▶ [Exercise details] Filter the records, keeping every line that has the string "Discord".

(Data extracted from a collection)
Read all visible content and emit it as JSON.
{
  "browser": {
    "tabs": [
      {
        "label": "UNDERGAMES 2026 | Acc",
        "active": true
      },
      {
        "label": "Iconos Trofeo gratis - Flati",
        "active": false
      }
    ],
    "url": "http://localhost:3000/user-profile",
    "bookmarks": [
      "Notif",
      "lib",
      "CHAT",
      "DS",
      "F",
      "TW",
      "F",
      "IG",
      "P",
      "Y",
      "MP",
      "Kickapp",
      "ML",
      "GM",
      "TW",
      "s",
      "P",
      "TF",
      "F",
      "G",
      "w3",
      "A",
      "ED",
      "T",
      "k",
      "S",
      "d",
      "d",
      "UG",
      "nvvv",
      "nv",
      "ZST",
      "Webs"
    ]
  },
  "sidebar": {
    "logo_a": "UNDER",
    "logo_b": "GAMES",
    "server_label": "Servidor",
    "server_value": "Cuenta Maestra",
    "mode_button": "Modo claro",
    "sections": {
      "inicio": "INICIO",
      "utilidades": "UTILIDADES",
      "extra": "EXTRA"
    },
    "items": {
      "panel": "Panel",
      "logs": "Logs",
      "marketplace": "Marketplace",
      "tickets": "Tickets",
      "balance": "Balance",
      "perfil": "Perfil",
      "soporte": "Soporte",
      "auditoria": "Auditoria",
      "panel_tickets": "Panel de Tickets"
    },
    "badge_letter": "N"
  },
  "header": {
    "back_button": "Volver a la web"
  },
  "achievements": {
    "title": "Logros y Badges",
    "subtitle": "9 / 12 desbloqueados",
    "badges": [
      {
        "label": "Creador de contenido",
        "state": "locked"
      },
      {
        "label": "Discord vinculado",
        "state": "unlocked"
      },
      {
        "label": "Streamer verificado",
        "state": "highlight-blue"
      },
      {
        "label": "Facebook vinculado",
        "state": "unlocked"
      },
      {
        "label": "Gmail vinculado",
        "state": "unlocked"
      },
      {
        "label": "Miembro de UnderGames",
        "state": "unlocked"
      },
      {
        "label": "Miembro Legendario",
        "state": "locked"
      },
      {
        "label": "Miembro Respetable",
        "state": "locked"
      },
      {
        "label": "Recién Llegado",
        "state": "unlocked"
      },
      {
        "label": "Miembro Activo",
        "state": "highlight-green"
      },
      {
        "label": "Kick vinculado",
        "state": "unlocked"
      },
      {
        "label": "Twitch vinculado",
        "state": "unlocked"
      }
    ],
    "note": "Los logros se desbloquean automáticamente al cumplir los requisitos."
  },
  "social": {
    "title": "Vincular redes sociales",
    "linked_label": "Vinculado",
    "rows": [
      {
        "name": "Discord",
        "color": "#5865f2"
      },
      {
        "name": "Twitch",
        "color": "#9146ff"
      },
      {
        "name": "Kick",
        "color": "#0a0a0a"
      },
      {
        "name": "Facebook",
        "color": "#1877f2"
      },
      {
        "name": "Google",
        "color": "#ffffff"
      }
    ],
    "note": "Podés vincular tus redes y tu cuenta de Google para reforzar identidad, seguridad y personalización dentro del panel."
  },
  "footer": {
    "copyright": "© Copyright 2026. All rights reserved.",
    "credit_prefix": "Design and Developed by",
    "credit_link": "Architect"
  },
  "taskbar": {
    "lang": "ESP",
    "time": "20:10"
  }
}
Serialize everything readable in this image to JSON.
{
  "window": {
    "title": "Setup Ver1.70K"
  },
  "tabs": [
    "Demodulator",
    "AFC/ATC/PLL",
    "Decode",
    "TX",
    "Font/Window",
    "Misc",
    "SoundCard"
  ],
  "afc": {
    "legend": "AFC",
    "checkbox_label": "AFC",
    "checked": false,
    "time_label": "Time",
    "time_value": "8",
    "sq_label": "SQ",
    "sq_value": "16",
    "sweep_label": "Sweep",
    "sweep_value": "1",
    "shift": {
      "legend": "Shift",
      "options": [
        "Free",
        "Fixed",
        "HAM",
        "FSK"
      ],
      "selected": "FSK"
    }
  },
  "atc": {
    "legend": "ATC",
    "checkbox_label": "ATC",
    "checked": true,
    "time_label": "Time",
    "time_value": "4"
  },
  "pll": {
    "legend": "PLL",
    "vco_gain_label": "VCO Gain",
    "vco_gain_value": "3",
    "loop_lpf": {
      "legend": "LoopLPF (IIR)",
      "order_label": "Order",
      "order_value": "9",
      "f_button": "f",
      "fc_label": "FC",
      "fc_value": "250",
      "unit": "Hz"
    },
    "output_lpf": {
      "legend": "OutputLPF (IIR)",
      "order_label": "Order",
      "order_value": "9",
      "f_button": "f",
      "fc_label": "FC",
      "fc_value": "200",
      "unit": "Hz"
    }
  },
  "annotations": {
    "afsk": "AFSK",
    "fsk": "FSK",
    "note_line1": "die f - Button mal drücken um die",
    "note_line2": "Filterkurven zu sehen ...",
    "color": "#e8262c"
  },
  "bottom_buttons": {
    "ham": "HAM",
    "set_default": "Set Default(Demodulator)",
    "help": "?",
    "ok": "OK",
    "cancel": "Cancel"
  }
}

▶ [Expected output]
        "label": "Discord vinculado",
        "name": "Discord",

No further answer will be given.